You can prove by induction that you can join any pair of corners with opposite colors (in a block will all dimension even). It is true for the hypercube ($2\times 2...\times 2$). Assume the claim is not true and take a minimal counter example. At least one dimension is $\geq 4$, you remove a width of $2$ on this dimension. By minimality, there is always a path between any pair of corners of opposite colors in the remaining part. In the other part, you can make an hamiltonian cycle. Then you just have to put the paths together and be careful with the position of the corners... –  Aline Parreau Mar 25 '13 at 14:22
If you understand french, I wrote a proof of a stronger statement some years ago : enslyon.free.fr/rapports/info/Aline_Parreau_1.pdf (page 7 thm 2) –  Aline Parreau Mar 25 '13 at 14:23
I do understand French. Thanks for the link.
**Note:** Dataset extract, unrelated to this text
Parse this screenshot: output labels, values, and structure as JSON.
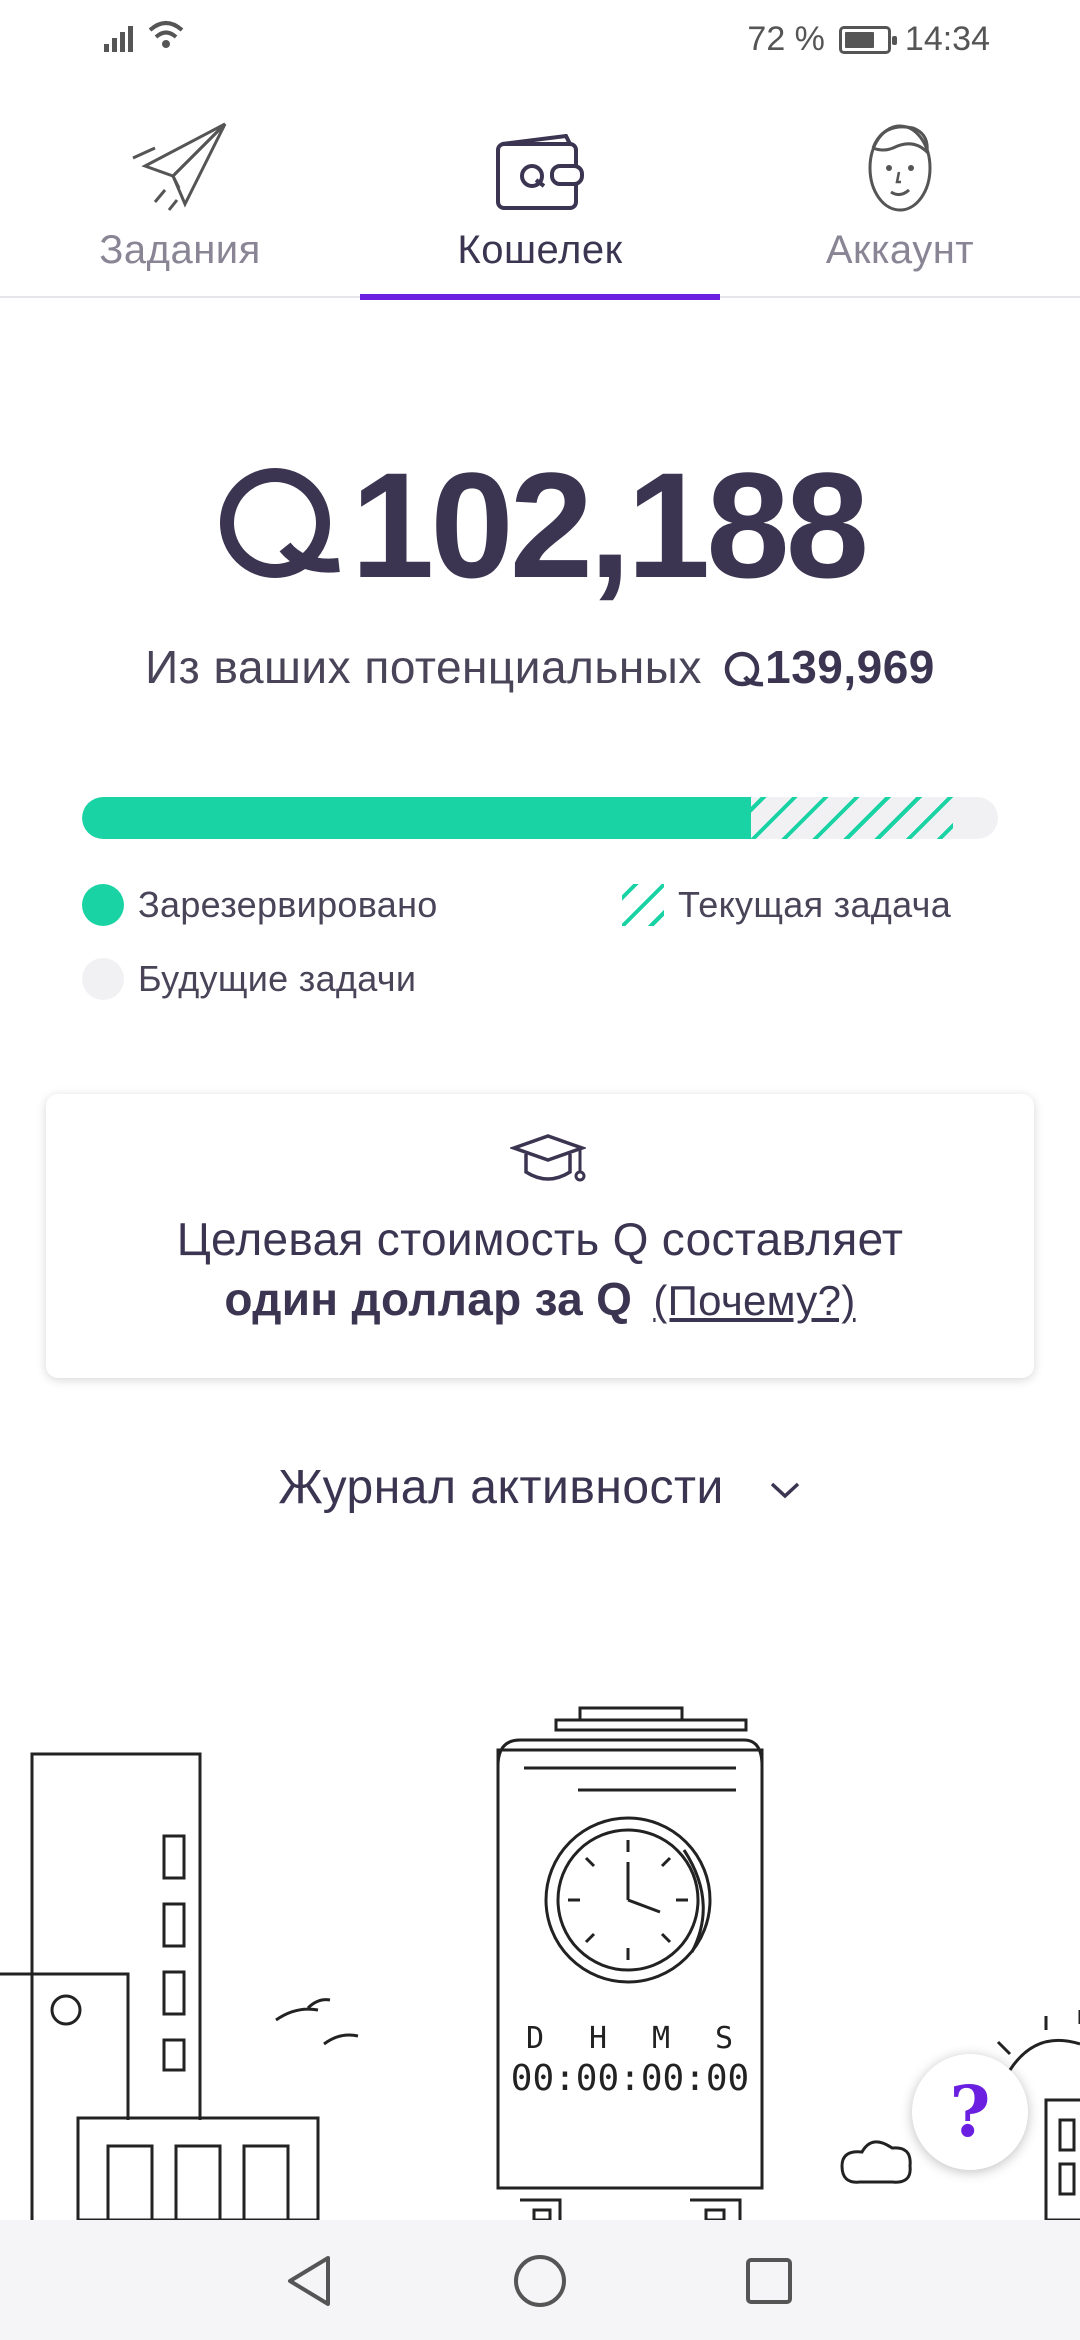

I'm also relieved to learn that you spend a relatively long time thinking about the topic before finding a solution to this particular problem :) –  Jubobs Mar 25 '13 at 14:25